(Listed entries Opens)
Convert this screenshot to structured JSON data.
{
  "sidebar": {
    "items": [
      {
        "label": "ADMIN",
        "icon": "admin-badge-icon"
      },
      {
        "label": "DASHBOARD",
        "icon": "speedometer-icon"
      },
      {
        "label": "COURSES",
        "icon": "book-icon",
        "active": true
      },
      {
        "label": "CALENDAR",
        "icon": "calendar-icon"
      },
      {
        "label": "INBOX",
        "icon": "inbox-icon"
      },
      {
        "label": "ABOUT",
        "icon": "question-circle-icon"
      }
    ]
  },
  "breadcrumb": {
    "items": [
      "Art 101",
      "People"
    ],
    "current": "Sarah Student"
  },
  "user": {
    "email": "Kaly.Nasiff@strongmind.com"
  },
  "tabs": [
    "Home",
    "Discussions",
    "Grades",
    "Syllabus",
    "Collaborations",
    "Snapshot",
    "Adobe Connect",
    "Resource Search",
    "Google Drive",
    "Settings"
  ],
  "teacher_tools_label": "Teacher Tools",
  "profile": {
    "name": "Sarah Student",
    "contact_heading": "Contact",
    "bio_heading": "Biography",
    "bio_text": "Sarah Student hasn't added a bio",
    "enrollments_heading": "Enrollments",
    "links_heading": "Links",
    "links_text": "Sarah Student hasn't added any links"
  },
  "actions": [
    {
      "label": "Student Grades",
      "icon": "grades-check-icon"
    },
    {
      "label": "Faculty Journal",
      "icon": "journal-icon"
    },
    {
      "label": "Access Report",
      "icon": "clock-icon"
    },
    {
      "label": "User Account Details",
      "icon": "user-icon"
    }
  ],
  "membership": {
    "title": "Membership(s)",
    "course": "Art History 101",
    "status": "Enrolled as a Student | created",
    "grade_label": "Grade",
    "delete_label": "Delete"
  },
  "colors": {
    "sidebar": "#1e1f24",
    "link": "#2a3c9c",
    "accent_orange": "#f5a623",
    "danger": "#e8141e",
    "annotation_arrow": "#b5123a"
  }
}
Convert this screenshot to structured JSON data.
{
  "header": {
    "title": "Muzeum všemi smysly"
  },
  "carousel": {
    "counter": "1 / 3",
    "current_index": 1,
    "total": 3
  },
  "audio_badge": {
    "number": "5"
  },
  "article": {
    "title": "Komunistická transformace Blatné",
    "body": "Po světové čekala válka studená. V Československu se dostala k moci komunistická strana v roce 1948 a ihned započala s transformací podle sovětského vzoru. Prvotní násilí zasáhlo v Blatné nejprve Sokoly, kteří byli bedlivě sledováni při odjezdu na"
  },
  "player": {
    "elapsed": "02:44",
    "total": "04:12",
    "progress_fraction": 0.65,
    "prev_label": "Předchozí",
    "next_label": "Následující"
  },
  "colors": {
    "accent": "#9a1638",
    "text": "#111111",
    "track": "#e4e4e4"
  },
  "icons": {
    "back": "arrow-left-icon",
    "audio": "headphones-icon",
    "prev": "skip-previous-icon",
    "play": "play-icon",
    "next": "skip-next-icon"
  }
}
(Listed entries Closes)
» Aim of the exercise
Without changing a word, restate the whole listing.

» Task solution
Convert this screenshot to structured JSON data.
{
  "sidebar": {
    "items": [
      {
        "label": "ADMIN",
        "icon": "admin-badge-icon"
      },
      {
        "label": "DASHBOARD",
        "icon": "speedometer-icon"
      },
      {
        "label": "COURSES",
        "icon": "book-icon",
        "active": true
      },
      {
        "label": "CALENDAR",
        "icon": "calendar-icon"
      },
      {
        "label": "INBOX",
        "icon": "inbox-icon"
      },
      {
        "label": "ABOUT",
        "icon": "question-circle-icon"
      }
    ]
  },
  "breadcrumb": {
    "items": [
      "Art 101",
      "People"
    ],
    "current": "Sarah Student"
  },
  "user": {
    "email": "Kaly.Nasiff@strongmind.com"
  },
  "tabs": [
    "Home",
    "Discussions",
    "Grades",
    "Syllabus",
    "Collaborations",
    "Snapshot",
    "Adobe Connect",
    "Resource Search",
    "Google Drive",
    "Settings"
  ],
  "teacher_tools_label": "Teacher Tools",
  "profile": {
    "name": "Sarah Student",
    "contact_heading": "Contact",
    "bio_heading": "Biography",
    "bio_text": "Sarah Student hasn't added a bio",
    "enrollments_heading": "Enrollments",
    "links_heading": "Links",
    "links_text": "Sarah Student hasn't added any links"
  },
  "actions": [
    {
      "label": "Student Grades",
      "icon": "grades-check-icon"
    },
    {
      "label": "Faculty Journal",
      "icon": "journal-icon"
    },
    {
      "label": "Access Report",
      "icon": "clock-icon"
    },
    {
      "label": "User Account Details",
      "icon": "user-icon"
    }
  ],
  "membership": {
    "title": "Membership(s)",
    "course": "Art History 101",
    "status": "Enrolled as a Student | created",
    "grade_label": "Grade",
    "delete_label": "Delete"
  },
  "colors": {
    "sidebar": "#1e1f24",
    "link": "#2a3c9c",
    "accent_orange": "#f5a623",
    "danger": "#e8141e",
    "annotation_arrow": "#b5123a"
  }
}
Convert this screenshot to structured JSON data.
{
  "header": {
    "title": "Muzeum všemi smysly"
  },
  "carousel": {
    "counter": "1 / 3",
    "current_index": 1,
    "total": 3
  },
  "audio_badge": {
    "number": "5"
  },
  "article": {
    "title": "Komunistická transformace Blatné",
    "body": "Po světové čekala válka studená. V Československu se dostala k moci komunistická strana v roce 1948 a ihned započala s transformací podle sovětského vzoru. Prvotní násilí zasáhlo v Blatné nejprve Sokoly, kteří byli bedlivě sledováni při odjezdu na"
  },
  "player": {
    "elapsed": "02:44",
    "total": "04:12",
    "progress_fraction": 0.65,
    "prev_label": "Předchozí",
    "next_label": "Následující"
  },
  "colors": {
    "accent": "#9a1638",
    "text": "#111111",
    "track": "#e4e4e4"
  },
  "icons": {
    "back": "arrow-left-icon",
    "audio": "headphones-icon",
    "prev": "skip-previous-icon",
    "play": "play-icon",
    "next": "skip-next-icon"
  }
}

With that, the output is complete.